Brexit, banking and the euro: how will the events of 2016 affect the EU? ADEMU’s scientific coordinator Ramon Mariman looks back at a turbulent year and examines the effect the year’s events will have on the European monetary framework.

2016, coming to an end, has certainly gained its place in the history books, with their love of critical, unforeseen events.  In such years, plans made just a year ago may need to be revised.

The end of 2016 also marks the mid-term of the Horizon2020 ADEMU project. Fortunately, none of the unforeseen events has directly affected the project, but may do so indirectly, for two reasons. One has to do with research funding, the other with the object of our research.

Two of our eight partners are UK universities: Cambridge and UCL. Whatever form Brexit takes, it will be after the ADEMU project ends. In this sense, it doesn’t in theory affect us at all, but yet it may, since a disruption to European Research collaborative funding may make it more difficult, if not impossible, to organize research consortia such as ADEMU. Let us just hope that Brexit will not fracture the European Research Area, and that research funding will not be damaged by it, the results of the US elections, or the rise of populism.

The object of our research is the reassessment of the fiscal and monetary framework of the EU and, in particular, the euro area. The EU will certainly change with Brexit, but so too will the euro area, which becomes more important within the EU; in particular, the fiscal side of both can be reassessed with a new perspective, and not only due to Brexit.
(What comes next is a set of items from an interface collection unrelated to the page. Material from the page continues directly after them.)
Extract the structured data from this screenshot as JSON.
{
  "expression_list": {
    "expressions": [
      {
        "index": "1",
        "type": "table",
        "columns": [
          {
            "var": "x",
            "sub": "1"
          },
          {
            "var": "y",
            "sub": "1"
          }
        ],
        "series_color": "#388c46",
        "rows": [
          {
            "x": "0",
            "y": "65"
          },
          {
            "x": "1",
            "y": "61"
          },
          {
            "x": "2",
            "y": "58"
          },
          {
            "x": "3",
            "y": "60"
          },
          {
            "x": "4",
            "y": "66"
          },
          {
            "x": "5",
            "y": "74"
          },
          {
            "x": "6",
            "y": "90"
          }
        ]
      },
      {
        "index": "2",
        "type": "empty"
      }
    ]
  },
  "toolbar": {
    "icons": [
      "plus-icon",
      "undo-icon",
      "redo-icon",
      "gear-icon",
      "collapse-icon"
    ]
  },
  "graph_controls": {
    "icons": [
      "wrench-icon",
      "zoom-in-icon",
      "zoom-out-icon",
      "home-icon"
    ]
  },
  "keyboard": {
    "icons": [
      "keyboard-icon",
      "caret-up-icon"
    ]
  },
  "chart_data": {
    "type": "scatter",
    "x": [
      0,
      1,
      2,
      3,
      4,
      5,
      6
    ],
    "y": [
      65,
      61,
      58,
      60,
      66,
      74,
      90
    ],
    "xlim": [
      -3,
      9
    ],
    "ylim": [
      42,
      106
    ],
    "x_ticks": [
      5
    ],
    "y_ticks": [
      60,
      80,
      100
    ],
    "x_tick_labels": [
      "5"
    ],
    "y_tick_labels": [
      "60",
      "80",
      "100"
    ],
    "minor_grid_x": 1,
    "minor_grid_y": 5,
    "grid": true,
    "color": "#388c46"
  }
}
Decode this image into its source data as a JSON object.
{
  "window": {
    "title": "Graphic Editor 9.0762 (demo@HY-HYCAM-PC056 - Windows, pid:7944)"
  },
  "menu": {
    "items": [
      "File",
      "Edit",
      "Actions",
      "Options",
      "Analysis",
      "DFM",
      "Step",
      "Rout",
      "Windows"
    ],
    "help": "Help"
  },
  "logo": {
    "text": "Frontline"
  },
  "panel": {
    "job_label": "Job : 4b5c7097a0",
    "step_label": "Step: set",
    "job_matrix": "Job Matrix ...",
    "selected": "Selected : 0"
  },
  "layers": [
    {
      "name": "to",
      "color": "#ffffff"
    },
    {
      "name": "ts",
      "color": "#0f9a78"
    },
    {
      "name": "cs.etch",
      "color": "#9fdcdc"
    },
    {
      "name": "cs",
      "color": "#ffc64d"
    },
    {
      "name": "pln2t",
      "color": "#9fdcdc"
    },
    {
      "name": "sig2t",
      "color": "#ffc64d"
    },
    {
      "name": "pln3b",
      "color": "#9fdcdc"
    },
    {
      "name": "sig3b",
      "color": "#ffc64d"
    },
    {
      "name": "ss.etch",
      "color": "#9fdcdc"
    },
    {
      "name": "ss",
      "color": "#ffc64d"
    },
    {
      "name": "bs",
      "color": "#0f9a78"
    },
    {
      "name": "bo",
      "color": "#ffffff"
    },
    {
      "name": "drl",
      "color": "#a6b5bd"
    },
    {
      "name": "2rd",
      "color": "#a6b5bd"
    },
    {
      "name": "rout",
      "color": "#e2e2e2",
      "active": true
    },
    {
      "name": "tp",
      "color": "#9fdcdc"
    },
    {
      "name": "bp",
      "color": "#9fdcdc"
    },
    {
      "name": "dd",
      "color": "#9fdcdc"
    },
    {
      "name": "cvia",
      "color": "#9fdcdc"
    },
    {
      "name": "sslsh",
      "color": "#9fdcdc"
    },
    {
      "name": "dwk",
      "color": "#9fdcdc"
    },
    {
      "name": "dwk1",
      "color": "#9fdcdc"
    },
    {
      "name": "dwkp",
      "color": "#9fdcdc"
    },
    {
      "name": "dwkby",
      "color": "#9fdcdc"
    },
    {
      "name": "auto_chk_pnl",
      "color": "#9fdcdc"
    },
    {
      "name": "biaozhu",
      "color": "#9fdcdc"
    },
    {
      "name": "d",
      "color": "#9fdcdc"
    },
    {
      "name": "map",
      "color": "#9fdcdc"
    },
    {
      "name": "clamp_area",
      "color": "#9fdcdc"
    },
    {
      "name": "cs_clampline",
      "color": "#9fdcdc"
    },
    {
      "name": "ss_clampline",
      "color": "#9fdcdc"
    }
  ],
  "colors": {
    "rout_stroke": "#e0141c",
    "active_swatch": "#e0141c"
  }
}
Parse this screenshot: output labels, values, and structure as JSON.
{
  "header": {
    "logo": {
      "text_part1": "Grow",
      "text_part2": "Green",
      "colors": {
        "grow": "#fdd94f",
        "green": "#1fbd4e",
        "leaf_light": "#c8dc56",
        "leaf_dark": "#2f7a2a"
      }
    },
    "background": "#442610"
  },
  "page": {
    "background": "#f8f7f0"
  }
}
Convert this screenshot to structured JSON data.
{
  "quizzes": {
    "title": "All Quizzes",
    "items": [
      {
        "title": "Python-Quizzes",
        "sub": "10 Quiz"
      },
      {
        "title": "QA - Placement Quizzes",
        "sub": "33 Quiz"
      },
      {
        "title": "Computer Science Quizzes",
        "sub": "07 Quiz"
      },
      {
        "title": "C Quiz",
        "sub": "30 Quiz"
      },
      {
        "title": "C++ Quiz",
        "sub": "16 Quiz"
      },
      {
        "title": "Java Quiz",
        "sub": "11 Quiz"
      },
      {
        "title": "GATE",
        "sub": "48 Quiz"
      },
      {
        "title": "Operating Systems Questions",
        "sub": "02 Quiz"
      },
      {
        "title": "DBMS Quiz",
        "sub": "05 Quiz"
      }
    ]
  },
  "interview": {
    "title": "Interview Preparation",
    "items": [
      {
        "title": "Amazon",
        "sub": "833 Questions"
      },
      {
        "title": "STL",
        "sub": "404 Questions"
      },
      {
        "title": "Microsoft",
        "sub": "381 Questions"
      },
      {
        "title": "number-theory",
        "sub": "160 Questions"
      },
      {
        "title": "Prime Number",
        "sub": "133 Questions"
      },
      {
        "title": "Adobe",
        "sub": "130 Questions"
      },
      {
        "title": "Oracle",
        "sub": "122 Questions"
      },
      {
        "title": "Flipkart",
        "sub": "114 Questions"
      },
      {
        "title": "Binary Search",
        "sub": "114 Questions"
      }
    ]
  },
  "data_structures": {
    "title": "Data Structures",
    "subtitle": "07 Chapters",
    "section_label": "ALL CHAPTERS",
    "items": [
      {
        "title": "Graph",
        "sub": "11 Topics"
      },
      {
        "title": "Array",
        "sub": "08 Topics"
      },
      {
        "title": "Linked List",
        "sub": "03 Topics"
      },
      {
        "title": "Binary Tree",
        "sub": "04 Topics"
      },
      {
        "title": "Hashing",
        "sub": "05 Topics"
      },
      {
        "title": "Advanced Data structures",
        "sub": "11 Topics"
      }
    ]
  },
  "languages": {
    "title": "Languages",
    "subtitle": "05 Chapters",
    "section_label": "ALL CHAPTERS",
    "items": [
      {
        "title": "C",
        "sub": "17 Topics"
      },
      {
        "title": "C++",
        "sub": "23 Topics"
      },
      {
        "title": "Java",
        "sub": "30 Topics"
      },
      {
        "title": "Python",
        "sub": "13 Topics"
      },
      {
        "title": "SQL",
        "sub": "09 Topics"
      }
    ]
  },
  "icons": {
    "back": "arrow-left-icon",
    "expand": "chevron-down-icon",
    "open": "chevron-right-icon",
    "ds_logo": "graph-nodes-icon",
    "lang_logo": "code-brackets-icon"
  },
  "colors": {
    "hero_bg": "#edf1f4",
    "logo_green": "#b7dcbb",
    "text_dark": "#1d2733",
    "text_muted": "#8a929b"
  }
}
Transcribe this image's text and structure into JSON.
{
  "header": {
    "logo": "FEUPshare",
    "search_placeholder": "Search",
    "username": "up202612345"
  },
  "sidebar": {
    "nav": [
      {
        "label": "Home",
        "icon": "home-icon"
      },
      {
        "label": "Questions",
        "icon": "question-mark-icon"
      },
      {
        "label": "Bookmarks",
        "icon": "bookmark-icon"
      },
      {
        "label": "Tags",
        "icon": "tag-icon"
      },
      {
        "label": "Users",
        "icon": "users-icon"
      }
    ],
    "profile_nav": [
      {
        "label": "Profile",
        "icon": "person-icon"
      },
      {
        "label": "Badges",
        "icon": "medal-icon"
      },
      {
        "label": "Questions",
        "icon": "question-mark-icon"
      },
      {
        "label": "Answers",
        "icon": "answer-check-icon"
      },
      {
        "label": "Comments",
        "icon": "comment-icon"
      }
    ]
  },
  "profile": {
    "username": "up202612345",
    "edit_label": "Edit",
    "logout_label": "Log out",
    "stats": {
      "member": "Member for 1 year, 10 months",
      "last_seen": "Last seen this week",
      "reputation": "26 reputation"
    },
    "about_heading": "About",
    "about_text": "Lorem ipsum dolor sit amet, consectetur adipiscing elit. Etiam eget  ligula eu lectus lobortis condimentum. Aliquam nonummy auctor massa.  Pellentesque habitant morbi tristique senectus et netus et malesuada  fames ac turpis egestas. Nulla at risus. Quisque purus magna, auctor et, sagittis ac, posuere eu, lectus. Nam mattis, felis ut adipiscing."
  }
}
2016 has turned European migration, defence and security policies into EU public goods, and joint provision will be more efficient than just collaboration. An EU defence or migration policy does not necessarily mean an EU army or an EU frontier police, but it certainly does mean more reliable financial resources: even if they are part of the national budgets, they should not be subject to unilateral disruptions.

In the aftermath of the euro crisis, 2016 has not been exempt from banking problems, testing the incipient European Banking Union structure and policies. Neither has it seen the end of the ECB stimulus policies, such as the asset purchase programme, which has recently been extended, while the ESM is issuing its longest bond maturity programme (40 years) this month. The question whether and how a euro area Treasury and/or a proper risk-sharing facility are needed to complete and back up this financial framework, becomes even more pertinent when the EMU takes on a more important role in a post-Brexit EU. These are questions that research – in particular, ADEMU research – can help to elucidate but, in the end, policy will decide whether the 2015 plan of the Five Presidents’ Report needs to be revised or implemented, after this historical 2016.